SUPPLIED DATA =>

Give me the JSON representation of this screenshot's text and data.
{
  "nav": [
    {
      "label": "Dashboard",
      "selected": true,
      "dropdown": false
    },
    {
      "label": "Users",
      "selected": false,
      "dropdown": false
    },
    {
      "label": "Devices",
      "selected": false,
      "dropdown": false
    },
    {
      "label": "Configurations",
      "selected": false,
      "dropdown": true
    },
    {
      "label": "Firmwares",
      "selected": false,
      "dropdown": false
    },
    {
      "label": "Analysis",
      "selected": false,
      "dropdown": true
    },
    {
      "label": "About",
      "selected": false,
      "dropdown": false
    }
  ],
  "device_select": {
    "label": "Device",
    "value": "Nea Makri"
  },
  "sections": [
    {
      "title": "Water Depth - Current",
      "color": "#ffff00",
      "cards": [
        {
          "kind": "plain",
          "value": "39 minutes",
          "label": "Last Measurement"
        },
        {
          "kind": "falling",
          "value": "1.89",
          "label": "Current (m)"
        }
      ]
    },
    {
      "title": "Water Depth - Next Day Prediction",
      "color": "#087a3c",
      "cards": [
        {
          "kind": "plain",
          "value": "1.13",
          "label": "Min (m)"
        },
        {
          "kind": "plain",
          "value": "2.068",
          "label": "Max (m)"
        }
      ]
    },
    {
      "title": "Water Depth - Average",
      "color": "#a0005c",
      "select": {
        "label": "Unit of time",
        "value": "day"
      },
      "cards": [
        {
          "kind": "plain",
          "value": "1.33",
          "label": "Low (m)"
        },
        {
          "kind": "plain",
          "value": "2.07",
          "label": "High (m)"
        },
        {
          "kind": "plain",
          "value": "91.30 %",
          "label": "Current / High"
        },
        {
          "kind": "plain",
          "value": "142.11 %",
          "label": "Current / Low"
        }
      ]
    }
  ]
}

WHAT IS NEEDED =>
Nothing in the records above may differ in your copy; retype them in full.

WRITTEN REPLY =>
Give me the JSON representation of this screenshot's text and data.
{
  "nav": [
    {
      "label": "Dashboard",
      "selected": true,
      "dropdown": false
    },
    {
      "label": "Users",
      "selected": false,
      "dropdown": false
    },
    {
      "label": "Devices",
      "selected": false,
      "dropdown": false
    },
    {
      "label": "Configurations",
      "selected": false,
      "dropdown": true
    },
    {
      "label": "Firmwares",
      "selected": false,
      "dropdown": false
    },
    {
      "label": "Analysis",
      "selected": false,
      "dropdown": true
    },
    {
      "label": "About",
      "selected": false,
      "dropdown": false
    }
  ],
  "device_select": {
    "label": "Device",
    "value": "Nea Makri"
  },
  "sections": [
    {
      "title": "Water Depth - Current",
      "color": "#ffff00",
      "cards": [
        {
          "kind": "plain",
          "value": "39 minutes",
          "label": "Last Measurement"
        },
        {
          "kind": "falling",
          "value": "1.89",
          "label": "Current (m)"
        }
      ]
    },
    {
      "title": "Water Depth - Next Day Prediction",
      "color": "#087a3c",
      "cards": [
        {
          "kind": "plain",
          "value": "1.13",
          "label": "Min (m)"
        },
        {
          "kind": "plain",
          "value": "2.068",
          "label": "Max (m)"
        }
      ]
    },
    {
      "title": "Water Depth - Average",
      "color": "#a0005c",
      "select": {
        "label": "Unit of time",
        "value": "day"
      },
      "cards": [
        {
          "kind": "plain",
          "value": "1.33",
          "label": "Low (m)"
        },
        {
          "kind": "plain",
          "value": "2.07",
          "label": "High (m)"
        },
        {
          "kind": "plain",
          "value": "91.30 %",
          "label": "Current / High"
        },
        {
          "kind": "plain",
          "value": "142.11 %",
          "label": "Current / Low"
        }
      ]
    }
  ]
}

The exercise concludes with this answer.